“We are joining forces now, because we cannot do this without European cooperation,” she said, adding that stricter oversight was important not only for the climate, but also for the security of investments in the sector.
The initiative follows a number of alleged biodiesel fraud cases in which buyers were reportedly sold unsustainable used cooking oil (UCO) containing palm oil imported from outside the bloc. In the joint statement, the initiators said the cases showed that relying on certification and private oversight was not enough to ensure sustainability.
“The cases have shown us that consistent and stronger public supervision on the European market is necessary to reduce the risk of fraud, since public supervision bodies have the competence to actually commit to truth finding and check whether or not data is correct,” the statement said.
The five countries said the European minimum requirement for public supervision in the RED II should go beyond the current scope of Article 30(9), which requires that “competent authorities of the member states shall supervise the operation of certification bodies that are conducting independent auditing under a voluntary scheme”.
They are also demanding a proposed database of transport biofuels including descriptions of their origins and carbon footprint be established as soon as possible.
“We demand a quick and ambitious deployment of the European database mentioned in the article 28 of the directive, with the establishment of an EU supervision body charged with detecting and investigating suspicious trends from the database,” the statement said.
“This database would have to maximise synergies with existing national reporting processes, and reduce additional administrative burden to a minimum,” it added.
Progress on establishing such a database has been slow, said James Cogan, a policy adviser to Ethanol Europe, who commented that there are also no signs of progress being made.
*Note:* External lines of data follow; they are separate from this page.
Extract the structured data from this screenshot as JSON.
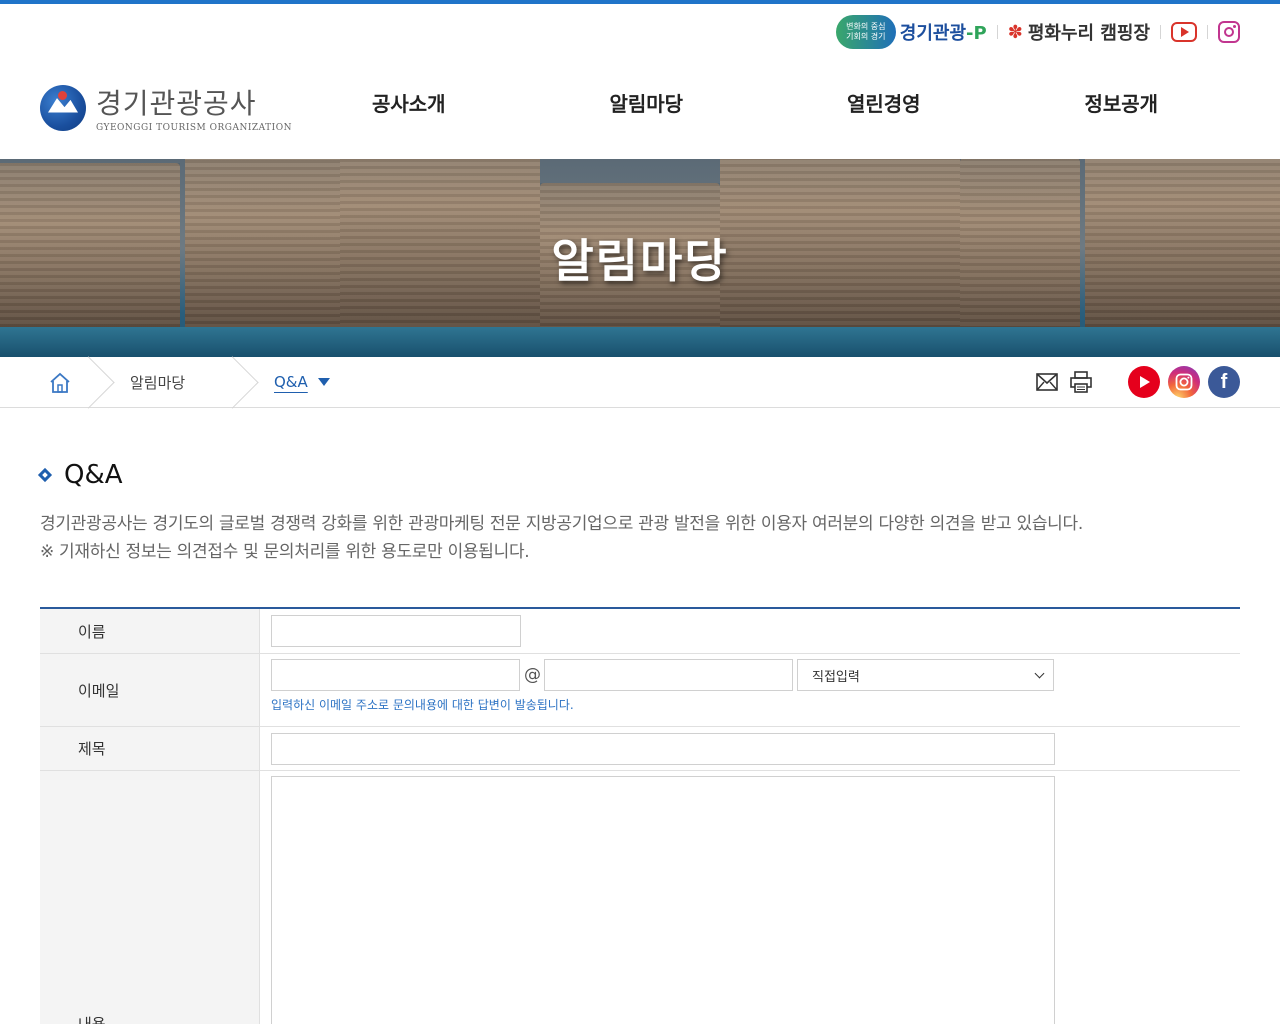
{
  "utility": {
    "badge_line1": "변화의 중심",
    "badge_line2": "기회의 경기",
    "gg_brand": "경기관광",
    "gg_brand_suffix": "-P",
    "peace_brand": "평화누리 캠핑장",
    "youtube_icon": "youtube-icon",
    "instagram_icon": "instagram-icon"
  },
  "logo": {
    "ko": "경기관광공사",
    "en": "GYEONGGI TOURISM ORGANIZATION"
  },
  "nav": [
    "공사소개",
    "알림마당",
    "열린경영",
    "정보공개"
  ],
  "hero": {
    "title": "알림마당"
  },
  "breadcrumb": {
    "home_icon": "home-icon",
    "level1": "알림마당",
    "level2": "Q&A"
  },
  "tools": [
    "mail-icon",
    "print-icon",
    "youtube-icon",
    "instagram-icon",
    "facebook-icon"
  ],
  "page": {
    "title": "Q&A",
    "intro_line1": "경기관광공사는 경기도의 글로벌 경쟁력 강화를 위한 관광마케팅 전문 지방공기업으로 관광 발전을 위한 이용자 여러분의 다양한 의견을 받고 있습니다.",
    "intro_line2": "※ 기재하신 정보는 의견접수 및 문의처리를 위한 용도로만 이용됩니다."
  },
  "form": {
    "name_label": "이름",
    "email_label": "이메일",
    "email_at": "@",
    "email_domain_select": "직접입력",
    "email_hint": "입력하신 이메일 주소로 문의내용에 대한 답변이 발송됩니다.",
    "subject_label": "제목",
    "content_label": "내용",
    "name_value": "",
    "email_id_value": "",
    "email_domain_value": "",
    "subject_value": "",
    "content_value": ""
  },
  "colors": {
    "accent": "#1f74c9",
    "table_border": "#2a5a9c",
    "hint": "#2d73c4"
  }
}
“They were supposed to have something ready this year. Now they say it will be the end of 2022. They still don’t know where the data will come from,” he said.
“Data on its own is no good without human intelligence, and there is no intelligence component included in the project,” Cogan said, adding that EU countries and the European Parliament should demand a proper solution.
“There should be a suitably qualified project director made responsible for it and responsible for reporting to all stakeholders,” he said.
Used cooking oil problems
Europe aims to decarbonise transport by 2030, though experts say this will prove challenging considering that electric cars still have a long way to go. Conventional and advanced biofuels are expected to cover the energy needs in the sector by 2030 and perhaps beyond.
However, critics say a lack of transparency about the origins of biofuels could derail the bloc’s efforts to decarbonise.
Used cooking oils (UCOs) used for the production of biodiesel are double-counted under the RED II because they can help decarbonise Europe’s transport sector.
But the directive does not distinguish between domestically collected oils and those which are imported from third countries. Critics suggest some of it contains palm oil, which the EU decided to phase out in order to slow deforestation in other parts of the world.
In June 2020, EURACTIV reported that the European Commission did not have a complete overview of the origin of UCOs used for biodiesel in the EU.
The concerns come after the UK and the Netherlands in 2019 launched an investigation into companies which had allegedly been selling unsustainable UCOs containing palm oil.
According to a report published on 21 April by environmental NGO Transport & Environment (T&E), China supplies more than a third (34%) of Europe’s UCO imports while almost a fifth (19%) comes from two major palm oil producers, Malaysia and Indonesia.
“Europe’s increased thirst for used cooking oil to power its transport sector is outstripping the amount leftover from the continent’s kitchens. This leaves us reliant on a waste product being shipped from the other side of the world,” said Cristina Mestre, biofuels manager at T&E.
In September, the EU Ombudsman launched a process over the European Commission’s refusal to grant public access to documents regarding the origin and amount of UCOs reported by all voluntary certification schemes for biofuels sustainability under RED II.
For their part, EU waste biodiesel producers (EWABA) have said the new EU certification schemes will have to comply with these stricter certification schemes as from the transposition deadline of the RED II in June.
“The improvements to certification schemes are partially based on industry’s input regarding possible weak spots in the supply chain. This imminent set of measures will significantly enhance verification,” EWABA said in an emailed response in May.
[Edited by Josie Le Blond]